(Page and application data records)
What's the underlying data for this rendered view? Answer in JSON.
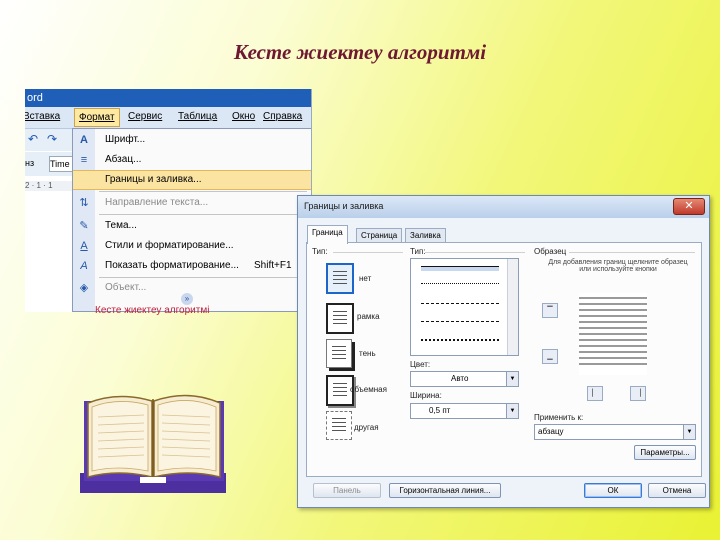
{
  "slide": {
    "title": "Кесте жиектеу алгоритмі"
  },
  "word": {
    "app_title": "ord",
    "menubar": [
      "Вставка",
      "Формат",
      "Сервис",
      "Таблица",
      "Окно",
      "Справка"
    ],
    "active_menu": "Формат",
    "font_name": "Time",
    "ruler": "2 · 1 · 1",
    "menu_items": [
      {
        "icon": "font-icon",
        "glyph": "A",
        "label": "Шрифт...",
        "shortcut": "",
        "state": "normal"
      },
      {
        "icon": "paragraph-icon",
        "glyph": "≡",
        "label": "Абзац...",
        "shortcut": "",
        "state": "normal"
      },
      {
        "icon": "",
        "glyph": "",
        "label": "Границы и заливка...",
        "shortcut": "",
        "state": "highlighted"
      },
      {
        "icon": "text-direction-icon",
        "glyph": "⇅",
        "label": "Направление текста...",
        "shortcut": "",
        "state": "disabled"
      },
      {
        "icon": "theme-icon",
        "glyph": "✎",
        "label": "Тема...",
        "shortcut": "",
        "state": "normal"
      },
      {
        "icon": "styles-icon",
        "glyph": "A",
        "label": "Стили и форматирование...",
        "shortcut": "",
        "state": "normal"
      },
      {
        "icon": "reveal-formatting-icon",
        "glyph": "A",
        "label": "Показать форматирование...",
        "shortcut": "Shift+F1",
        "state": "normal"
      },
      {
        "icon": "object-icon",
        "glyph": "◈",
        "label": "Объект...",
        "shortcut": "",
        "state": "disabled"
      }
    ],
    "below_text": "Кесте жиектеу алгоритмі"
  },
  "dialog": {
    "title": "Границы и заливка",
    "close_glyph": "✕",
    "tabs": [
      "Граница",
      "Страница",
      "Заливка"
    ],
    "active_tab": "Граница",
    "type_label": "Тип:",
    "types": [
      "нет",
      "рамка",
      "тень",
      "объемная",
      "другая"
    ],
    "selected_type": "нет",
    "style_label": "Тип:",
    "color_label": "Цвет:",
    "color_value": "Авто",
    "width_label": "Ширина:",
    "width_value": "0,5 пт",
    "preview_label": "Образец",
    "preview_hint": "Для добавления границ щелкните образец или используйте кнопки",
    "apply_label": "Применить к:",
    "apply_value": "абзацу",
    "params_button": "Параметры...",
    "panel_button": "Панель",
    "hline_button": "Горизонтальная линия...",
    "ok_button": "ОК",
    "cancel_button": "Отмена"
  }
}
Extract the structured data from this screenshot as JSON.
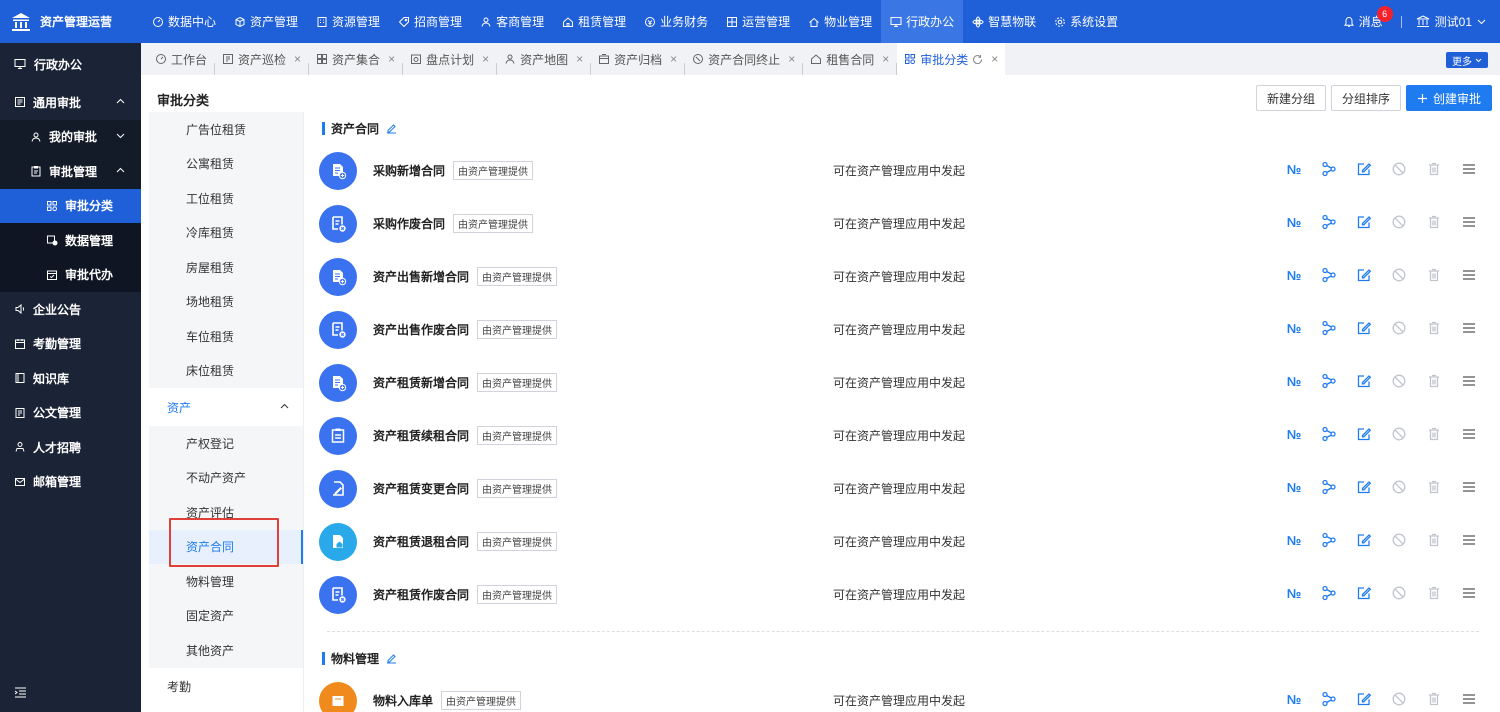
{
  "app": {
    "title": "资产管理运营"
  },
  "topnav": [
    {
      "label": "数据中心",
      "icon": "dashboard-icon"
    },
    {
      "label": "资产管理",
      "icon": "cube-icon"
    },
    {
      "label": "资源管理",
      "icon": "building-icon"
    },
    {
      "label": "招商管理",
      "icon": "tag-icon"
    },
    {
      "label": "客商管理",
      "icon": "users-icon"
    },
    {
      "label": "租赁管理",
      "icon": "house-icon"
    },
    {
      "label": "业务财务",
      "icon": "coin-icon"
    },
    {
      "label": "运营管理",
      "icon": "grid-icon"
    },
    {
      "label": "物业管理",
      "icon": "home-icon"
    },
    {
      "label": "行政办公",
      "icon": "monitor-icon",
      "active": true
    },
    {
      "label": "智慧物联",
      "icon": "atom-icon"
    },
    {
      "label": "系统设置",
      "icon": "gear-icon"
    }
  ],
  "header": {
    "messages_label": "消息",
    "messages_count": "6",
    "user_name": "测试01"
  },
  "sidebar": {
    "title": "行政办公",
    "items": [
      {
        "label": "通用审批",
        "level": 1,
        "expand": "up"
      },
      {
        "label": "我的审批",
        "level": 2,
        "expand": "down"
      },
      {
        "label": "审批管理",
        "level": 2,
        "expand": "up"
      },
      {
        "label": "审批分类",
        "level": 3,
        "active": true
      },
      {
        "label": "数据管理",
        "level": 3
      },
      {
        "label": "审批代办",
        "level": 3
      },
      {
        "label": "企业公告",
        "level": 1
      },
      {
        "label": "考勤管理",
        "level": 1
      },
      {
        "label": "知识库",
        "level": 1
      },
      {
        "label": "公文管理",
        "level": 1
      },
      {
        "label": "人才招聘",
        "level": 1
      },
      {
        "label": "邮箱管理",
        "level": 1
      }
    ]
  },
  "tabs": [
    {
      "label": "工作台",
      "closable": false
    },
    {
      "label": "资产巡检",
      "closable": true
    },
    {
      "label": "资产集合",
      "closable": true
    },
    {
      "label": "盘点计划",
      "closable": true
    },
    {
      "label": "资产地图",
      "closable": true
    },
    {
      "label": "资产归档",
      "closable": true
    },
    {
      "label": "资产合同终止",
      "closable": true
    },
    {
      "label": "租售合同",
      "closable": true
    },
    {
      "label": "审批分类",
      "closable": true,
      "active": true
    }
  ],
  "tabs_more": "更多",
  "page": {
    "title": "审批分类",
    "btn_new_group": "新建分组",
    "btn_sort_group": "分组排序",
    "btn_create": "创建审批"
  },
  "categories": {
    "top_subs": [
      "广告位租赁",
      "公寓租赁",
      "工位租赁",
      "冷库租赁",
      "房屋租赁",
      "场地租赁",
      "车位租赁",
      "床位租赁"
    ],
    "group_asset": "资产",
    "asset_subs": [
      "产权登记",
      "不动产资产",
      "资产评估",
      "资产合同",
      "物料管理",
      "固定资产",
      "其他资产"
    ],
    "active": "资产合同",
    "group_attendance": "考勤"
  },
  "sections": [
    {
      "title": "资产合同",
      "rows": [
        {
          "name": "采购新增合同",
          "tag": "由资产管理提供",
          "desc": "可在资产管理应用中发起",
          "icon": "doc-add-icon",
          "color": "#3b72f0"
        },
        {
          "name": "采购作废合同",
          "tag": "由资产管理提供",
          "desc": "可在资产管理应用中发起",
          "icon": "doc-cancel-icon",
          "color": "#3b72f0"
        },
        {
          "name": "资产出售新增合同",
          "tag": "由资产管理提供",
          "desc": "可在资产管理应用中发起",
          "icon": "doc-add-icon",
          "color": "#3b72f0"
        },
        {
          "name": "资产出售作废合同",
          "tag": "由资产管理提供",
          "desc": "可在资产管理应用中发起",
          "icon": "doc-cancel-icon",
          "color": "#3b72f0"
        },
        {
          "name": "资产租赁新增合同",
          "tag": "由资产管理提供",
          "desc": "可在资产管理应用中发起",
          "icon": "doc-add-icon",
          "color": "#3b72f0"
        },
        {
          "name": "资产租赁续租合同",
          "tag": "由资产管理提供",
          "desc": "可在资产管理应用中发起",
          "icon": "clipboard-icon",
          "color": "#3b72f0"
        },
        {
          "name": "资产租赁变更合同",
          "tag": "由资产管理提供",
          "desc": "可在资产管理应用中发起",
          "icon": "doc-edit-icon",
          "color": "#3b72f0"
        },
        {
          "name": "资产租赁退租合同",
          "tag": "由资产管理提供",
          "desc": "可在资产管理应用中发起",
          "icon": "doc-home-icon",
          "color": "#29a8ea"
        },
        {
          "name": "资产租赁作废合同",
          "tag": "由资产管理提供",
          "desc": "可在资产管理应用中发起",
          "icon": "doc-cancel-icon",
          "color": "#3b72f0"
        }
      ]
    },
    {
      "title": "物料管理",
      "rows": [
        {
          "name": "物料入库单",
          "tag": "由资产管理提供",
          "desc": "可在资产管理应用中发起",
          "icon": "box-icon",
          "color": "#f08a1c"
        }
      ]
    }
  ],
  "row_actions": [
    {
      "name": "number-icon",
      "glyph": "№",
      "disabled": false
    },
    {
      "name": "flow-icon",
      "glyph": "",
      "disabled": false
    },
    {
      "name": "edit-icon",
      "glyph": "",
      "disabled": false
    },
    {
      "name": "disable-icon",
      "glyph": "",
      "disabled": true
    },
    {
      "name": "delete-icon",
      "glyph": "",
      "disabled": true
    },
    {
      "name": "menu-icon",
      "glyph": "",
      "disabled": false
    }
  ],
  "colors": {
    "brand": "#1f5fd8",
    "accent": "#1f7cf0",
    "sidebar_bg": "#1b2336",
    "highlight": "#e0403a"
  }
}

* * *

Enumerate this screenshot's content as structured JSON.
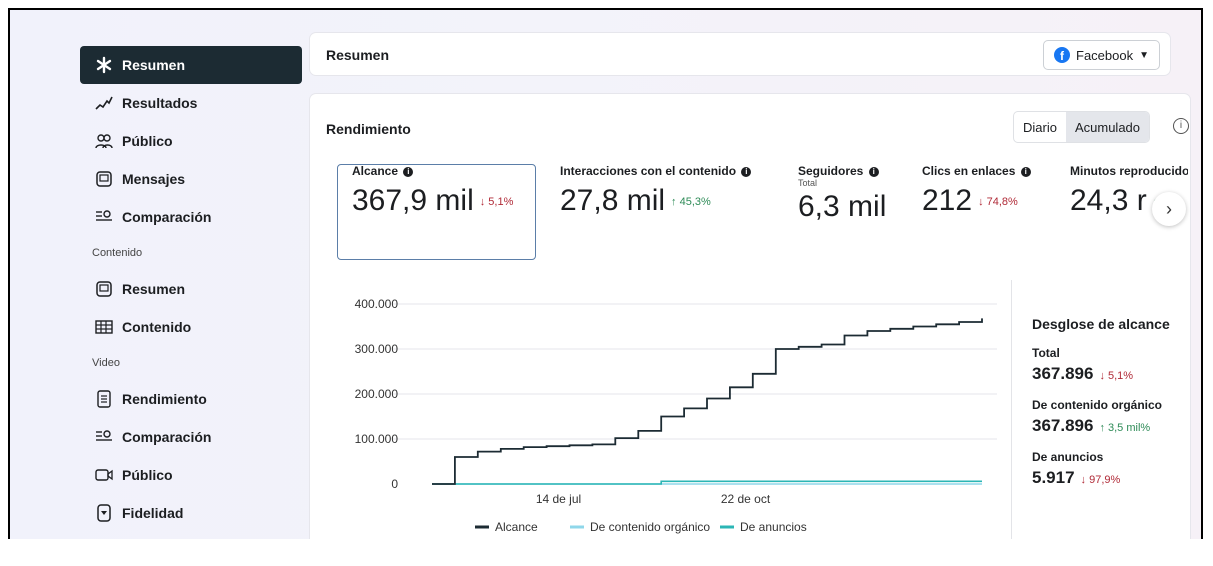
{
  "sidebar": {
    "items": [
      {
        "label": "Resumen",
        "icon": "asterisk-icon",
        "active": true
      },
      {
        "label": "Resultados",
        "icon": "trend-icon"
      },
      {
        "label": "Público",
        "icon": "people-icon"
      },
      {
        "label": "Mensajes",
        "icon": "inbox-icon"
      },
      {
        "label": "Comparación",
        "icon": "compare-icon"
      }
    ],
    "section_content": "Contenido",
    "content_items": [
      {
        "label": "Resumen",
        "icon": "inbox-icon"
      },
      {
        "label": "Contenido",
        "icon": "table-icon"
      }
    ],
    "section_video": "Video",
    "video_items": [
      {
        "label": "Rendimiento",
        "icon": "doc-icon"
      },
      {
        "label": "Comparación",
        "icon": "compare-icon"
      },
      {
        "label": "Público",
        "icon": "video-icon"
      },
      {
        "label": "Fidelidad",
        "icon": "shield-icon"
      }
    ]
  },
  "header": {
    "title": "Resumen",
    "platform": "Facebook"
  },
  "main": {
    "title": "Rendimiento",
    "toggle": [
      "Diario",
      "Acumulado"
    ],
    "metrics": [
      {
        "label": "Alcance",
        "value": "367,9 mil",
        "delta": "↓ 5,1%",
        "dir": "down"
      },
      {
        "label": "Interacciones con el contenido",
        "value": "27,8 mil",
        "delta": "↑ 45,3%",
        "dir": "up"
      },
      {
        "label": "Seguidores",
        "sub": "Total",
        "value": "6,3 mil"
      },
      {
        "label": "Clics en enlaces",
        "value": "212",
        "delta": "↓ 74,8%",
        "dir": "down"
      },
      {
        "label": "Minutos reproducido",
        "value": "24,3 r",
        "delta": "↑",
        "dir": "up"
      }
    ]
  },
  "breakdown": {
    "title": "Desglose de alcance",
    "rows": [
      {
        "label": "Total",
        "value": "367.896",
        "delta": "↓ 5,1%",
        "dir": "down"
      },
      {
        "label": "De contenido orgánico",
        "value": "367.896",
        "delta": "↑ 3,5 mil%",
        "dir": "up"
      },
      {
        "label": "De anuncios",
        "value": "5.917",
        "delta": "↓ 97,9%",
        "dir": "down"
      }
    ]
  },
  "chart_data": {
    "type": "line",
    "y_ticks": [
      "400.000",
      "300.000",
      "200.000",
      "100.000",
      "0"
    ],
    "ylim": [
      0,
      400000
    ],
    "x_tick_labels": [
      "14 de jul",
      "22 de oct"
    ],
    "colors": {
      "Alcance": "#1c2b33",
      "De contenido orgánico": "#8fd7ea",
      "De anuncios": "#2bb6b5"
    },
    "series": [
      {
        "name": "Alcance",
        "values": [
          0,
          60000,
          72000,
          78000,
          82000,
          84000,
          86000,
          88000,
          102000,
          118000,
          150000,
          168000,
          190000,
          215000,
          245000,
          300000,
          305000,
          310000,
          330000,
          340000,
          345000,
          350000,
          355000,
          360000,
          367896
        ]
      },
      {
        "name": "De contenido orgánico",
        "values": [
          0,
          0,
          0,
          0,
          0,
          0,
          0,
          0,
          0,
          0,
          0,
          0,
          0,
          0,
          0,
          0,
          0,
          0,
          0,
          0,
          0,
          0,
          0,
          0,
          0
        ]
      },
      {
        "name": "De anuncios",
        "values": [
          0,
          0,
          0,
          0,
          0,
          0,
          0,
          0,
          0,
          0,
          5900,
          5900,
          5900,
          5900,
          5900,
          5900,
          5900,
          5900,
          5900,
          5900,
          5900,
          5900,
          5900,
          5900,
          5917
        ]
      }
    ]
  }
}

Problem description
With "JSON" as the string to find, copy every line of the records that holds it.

Worked solution
What's the underlying data for this rendered view? Answer in JSON.
Extract the structured data from this screenshot as JSON.
Enumerate this screenshot's content as structured JSON.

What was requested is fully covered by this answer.